→ **The problem**: For every line in the data below that contains "text", copy the line.

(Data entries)
# # # #
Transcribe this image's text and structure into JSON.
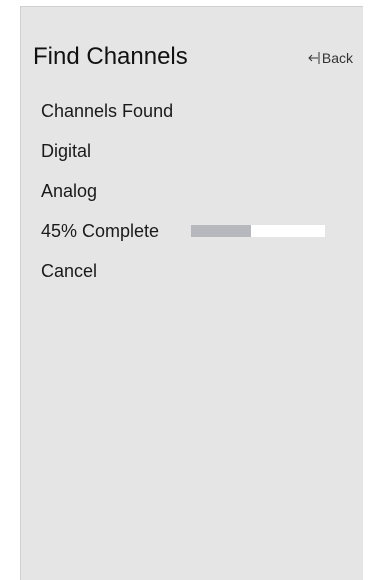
{
  "header": {
    "title": "Find Channels",
    "back_label": "Back",
    "back_icon": "back-arrow-icon"
  },
  "menu": {
    "channels_found": "Channels Found",
    "digital": "Digital",
    "analog": "Analog",
    "progress_label": "45% Complete",
    "progress_value": 0.45,
    "cancel": "Cancel"
  },
  "colors": {
    "panel_bg": "#e5e5e5",
    "progress_fill": "#b6b8bd",
    "progress_track": "#ffffff"
  }
}
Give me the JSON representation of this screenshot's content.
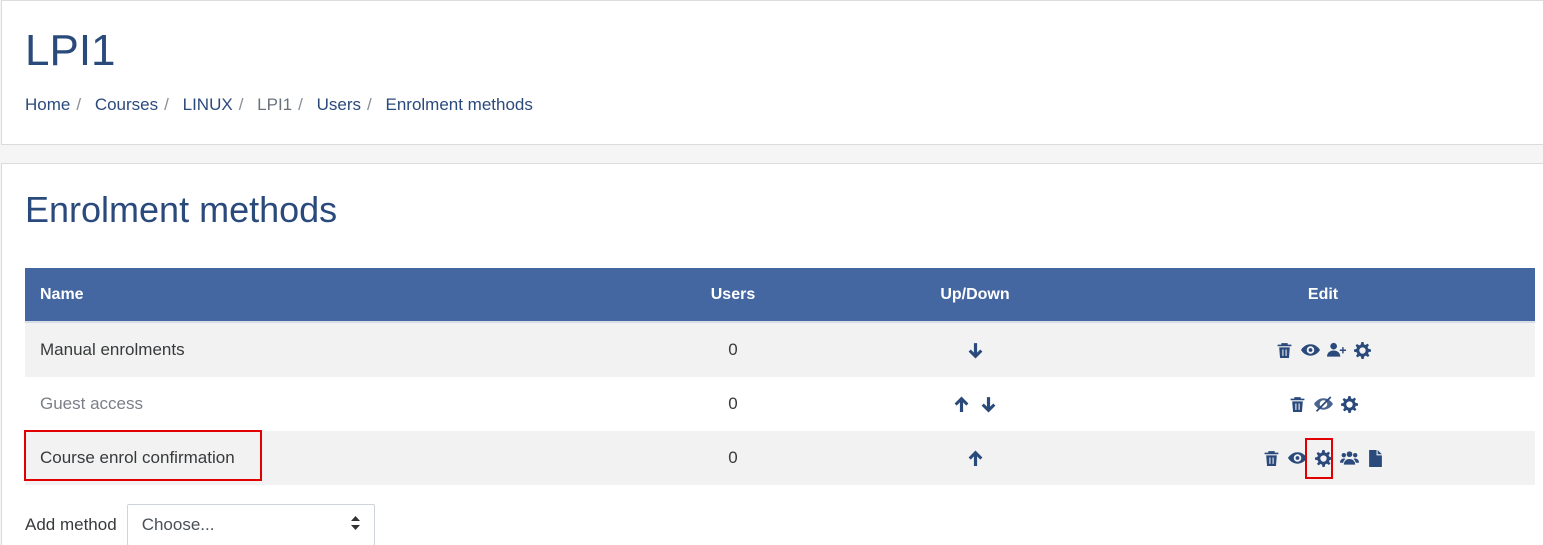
{
  "header": {
    "course_title": "LPI1",
    "breadcrumb": {
      "home": "Home",
      "courses": "Courses",
      "category": "LINUX",
      "course": "LPI1",
      "users": "Users",
      "current": "Enrolment methods",
      "separator": "/"
    }
  },
  "main": {
    "title": "Enrolment methods",
    "table": {
      "headers": {
        "name": "Name",
        "users": "Users",
        "updown": "Up/Down",
        "edit": "Edit"
      },
      "rows": [
        {
          "name": "Manual enrolments",
          "users": "0",
          "updown": [
            "arrow-down-icon"
          ],
          "edit": [
            "trash-icon",
            "eye-icon",
            "user-plus-icon",
            "gear-icon"
          ]
        },
        {
          "name": "Guest access",
          "users": "0",
          "updown": [
            "arrow-up-icon",
            "arrow-down-icon"
          ],
          "edit": [
            "trash-icon",
            "eye-slash-icon",
            "gear-icon"
          ],
          "disabled": true
        },
        {
          "name": "Course enrol confirmation",
          "users": "0",
          "updown": [
            "arrow-up-icon"
          ],
          "edit": [
            "trash-icon",
            "eye-icon",
            "gear-icon",
            "users-icon",
            "file-icon"
          ]
        }
      ]
    },
    "add_method": {
      "label": "Add method",
      "selected": "Choose..."
    }
  },
  "colors": {
    "brand": "#2b4a7c",
    "table_header": "#4467a2",
    "highlight": "#e00000"
  }
}
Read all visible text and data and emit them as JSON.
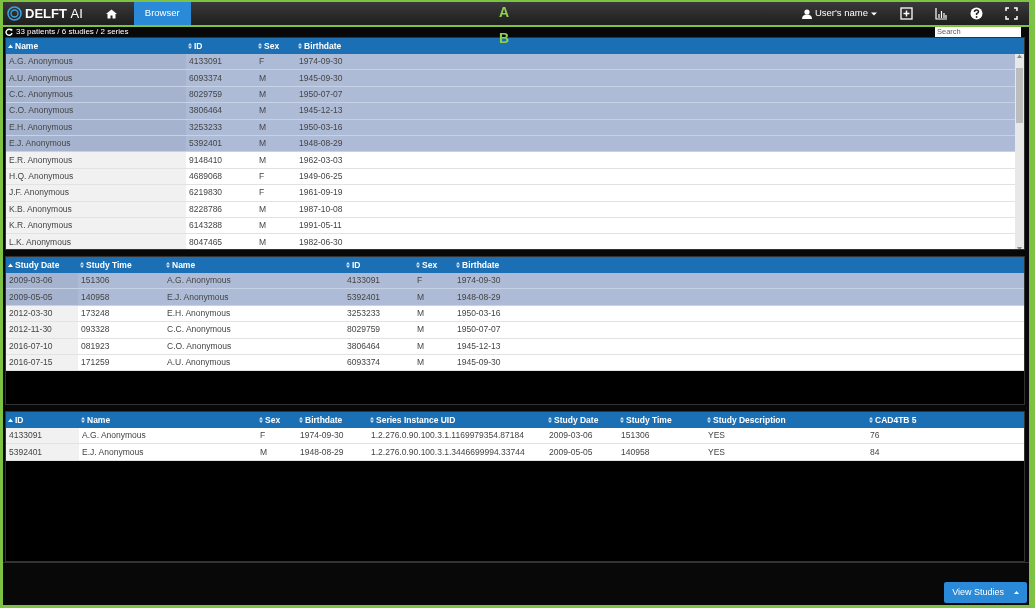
{
  "annotations": [
    {
      "label": "A"
    },
    {
      "label": "B"
    }
  ],
  "navbar": {
    "brand": {
      "name": "DELFT",
      "suffix": "AI"
    },
    "tabs": [
      {
        "kind": "home",
        "selected": false
      },
      {
        "kind": "text",
        "label": "Browser",
        "selected": true
      }
    ],
    "user": "User's name"
  },
  "status": "33 patients / 6 studies / 2 series",
  "search": {
    "placeholder": "Search"
  },
  "tables": [
    {
      "columns": [
        {
          "label": "Name",
          "sorted": true
        },
        {
          "label": "ID",
          "sorted": false
        },
        {
          "label": "Sex",
          "sorted": false
        },
        {
          "label": "Birthdate",
          "sorted": false
        }
      ],
      "rows": [
        {
          "cells": [
            "A.G. Anonymous",
            "4133091",
            "F",
            "1974-09-30"
          ],
          "selected": true
        },
        {
          "cells": [
            "A.U. Anonymous",
            "6093374",
            "M",
            "1945-09-30"
          ],
          "selected": true
        },
        {
          "cells": [
            "C.C. Anonymous",
            "8029759",
            "M",
            "1950-07-07"
          ],
          "selected": true
        },
        {
          "cells": [
            "C.O. Anonymous",
            "3806464",
            "M",
            "1945-12-13"
          ],
          "selected": true
        },
        {
          "cells": [
            "E.H. Anonymous",
            "3253233",
            "M",
            "1950-03-16"
          ],
          "selected": true
        },
        {
          "cells": [
            "E.J. Anonymous",
            "5392401",
            "M",
            "1948-08-29"
          ],
          "selected": true
        },
        {
          "cells": [
            "E.R. Anonymous",
            "9148410",
            "M",
            "1962-03-03"
          ],
          "selected": false
        },
        {
          "cells": [
            "H.Q. Anonymous",
            "4689068",
            "F",
            "1949-06-25"
          ],
          "selected": false
        },
        {
          "cells": [
            "J.F. Anonymous",
            "6219830",
            "F",
            "1961-09-19"
          ],
          "selected": false
        },
        {
          "cells": [
            "K.B. Anonymous",
            "8228786",
            "M",
            "1987-10-08"
          ],
          "selected": false
        },
        {
          "cells": [
            "K.R. Anonymous",
            "6143288",
            "M",
            "1991-05-11"
          ],
          "selected": false
        },
        {
          "cells": [
            "L.K. Anonymous",
            "8047465",
            "M",
            "1982-06-30"
          ],
          "selected": false
        }
      ]
    },
    {
      "columns": [
        {
          "label": "Study Date",
          "sorted": true
        },
        {
          "label": "Study Time",
          "sorted": false
        },
        {
          "label": "Name",
          "sorted": false
        },
        {
          "label": "ID",
          "sorted": false
        },
        {
          "label": "Sex",
          "sorted": false
        },
        {
          "label": "Birthdate",
          "sorted": false
        }
      ],
      "rows": [
        {
          "cells": [
            "2009-03-06",
            "151306",
            "A.G. Anonymous",
            "4133091",
            "F",
            "1974-09-30"
          ],
          "selected": true
        },
        {
          "cells": [
            "2009-05-05",
            "140958",
            "E.J. Anonymous",
            "5392401",
            "M",
            "1948-08-29"
          ],
          "selected": true
        },
        {
          "cells": [
            "2012-03-30",
            "173248",
            "E.H. Anonymous",
            "3253233",
            "M",
            "1950-03-16"
          ],
          "selected": false
        },
        {
          "cells": [
            "2012-11-30",
            "093328",
            "C.C. Anonymous",
            "8029759",
            "M",
            "1950-07-07"
          ],
          "selected": false
        },
        {
          "cells": [
            "2016-07-10",
            "081923",
            "C.O. Anonymous",
            "3806464",
            "M",
            "1945-12-13"
          ],
          "selected": false
        },
        {
          "cells": [
            "2016-07-15",
            "171259",
            "A.U. Anonymous",
            "6093374",
            "M",
            "1945-09-30"
          ],
          "selected": false
        }
      ]
    },
    {
      "columns": [
        {
          "label": "ID",
          "sorted": true
        },
        {
          "label": "Name",
          "sorted": false
        },
        {
          "label": "Sex",
          "sorted": false
        },
        {
          "label": "Birthdate",
          "sorted": false
        },
        {
          "label": "Series Instance UID",
          "sorted": false
        },
        {
          "label": "Study Date",
          "sorted": false
        },
        {
          "label": "Study Time",
          "sorted": false
        },
        {
          "label": "Study Description",
          "sorted": false
        },
        {
          "label": "CAD4TB 5",
          "sorted": false
        }
      ],
      "rows": [
        {
          "cells": [
            "4133091",
            "A.G. Anonymous",
            "F",
            "1974-09-30",
            "1.2.276.0.90.100.3.1.1169979354.87184",
            "2009-03-06",
            "151306",
            "YES",
            "76"
          ],
          "selected": false
        },
        {
          "cells": [
            "5392401",
            "E.J. Anonymous",
            "M",
            "1948-08-29",
            "1.2.276.0.90.100.3.1.3446699994.33744",
            "2009-05-05",
            "140958",
            "YES",
            "84"
          ],
          "selected": false
        }
      ]
    }
  ],
  "footer": {
    "button": "View Studies"
  }
}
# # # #
→ **Response**:
Transcribe this image's text and structure into JSON.
Read all visible text and data and emit them as JSON.
        "kind": "text",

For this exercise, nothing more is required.